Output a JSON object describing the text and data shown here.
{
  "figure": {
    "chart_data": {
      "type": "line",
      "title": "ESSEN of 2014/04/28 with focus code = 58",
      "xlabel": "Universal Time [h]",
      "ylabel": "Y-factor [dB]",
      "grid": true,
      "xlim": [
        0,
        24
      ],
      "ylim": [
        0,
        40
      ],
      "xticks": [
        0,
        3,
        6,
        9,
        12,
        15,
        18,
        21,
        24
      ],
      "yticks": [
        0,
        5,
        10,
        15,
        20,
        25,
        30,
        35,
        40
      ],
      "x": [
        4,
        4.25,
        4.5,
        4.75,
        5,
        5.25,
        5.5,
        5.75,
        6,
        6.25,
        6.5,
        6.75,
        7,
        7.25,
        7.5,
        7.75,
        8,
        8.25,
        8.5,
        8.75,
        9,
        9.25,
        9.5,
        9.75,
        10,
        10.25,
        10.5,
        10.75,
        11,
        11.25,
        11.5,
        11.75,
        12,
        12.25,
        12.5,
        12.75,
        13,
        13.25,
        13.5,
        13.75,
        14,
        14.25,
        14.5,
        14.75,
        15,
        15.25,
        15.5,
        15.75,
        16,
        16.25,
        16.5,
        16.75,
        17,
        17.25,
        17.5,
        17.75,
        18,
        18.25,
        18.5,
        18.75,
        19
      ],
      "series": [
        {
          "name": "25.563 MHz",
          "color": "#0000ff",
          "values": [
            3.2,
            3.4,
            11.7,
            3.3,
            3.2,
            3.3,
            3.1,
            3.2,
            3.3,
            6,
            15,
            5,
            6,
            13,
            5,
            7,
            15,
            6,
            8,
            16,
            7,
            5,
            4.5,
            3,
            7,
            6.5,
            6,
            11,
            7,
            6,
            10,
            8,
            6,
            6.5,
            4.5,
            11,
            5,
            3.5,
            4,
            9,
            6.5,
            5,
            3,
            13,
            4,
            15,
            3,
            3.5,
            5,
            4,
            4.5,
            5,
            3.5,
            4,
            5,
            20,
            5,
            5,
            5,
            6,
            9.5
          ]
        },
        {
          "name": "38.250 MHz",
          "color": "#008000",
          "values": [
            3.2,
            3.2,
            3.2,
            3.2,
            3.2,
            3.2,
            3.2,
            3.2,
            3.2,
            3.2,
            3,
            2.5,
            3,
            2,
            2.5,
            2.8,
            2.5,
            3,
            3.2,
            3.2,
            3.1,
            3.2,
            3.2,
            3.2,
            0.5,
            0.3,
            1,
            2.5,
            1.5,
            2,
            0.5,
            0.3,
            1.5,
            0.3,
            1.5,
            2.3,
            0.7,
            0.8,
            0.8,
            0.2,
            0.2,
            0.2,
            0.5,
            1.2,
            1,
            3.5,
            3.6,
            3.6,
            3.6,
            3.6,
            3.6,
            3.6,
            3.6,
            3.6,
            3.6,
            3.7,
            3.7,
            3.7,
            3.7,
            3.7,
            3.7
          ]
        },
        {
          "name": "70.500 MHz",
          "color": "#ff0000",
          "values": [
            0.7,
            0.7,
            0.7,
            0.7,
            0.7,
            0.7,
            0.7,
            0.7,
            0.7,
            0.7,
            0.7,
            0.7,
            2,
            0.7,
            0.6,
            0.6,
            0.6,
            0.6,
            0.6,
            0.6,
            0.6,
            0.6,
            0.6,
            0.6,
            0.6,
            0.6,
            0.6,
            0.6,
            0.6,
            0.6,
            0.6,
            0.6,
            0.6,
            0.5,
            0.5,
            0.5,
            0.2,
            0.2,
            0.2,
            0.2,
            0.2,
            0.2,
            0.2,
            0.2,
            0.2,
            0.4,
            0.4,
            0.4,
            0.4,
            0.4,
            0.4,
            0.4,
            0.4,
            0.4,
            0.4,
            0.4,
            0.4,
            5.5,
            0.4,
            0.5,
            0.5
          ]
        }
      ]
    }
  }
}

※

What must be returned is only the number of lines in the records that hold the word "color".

3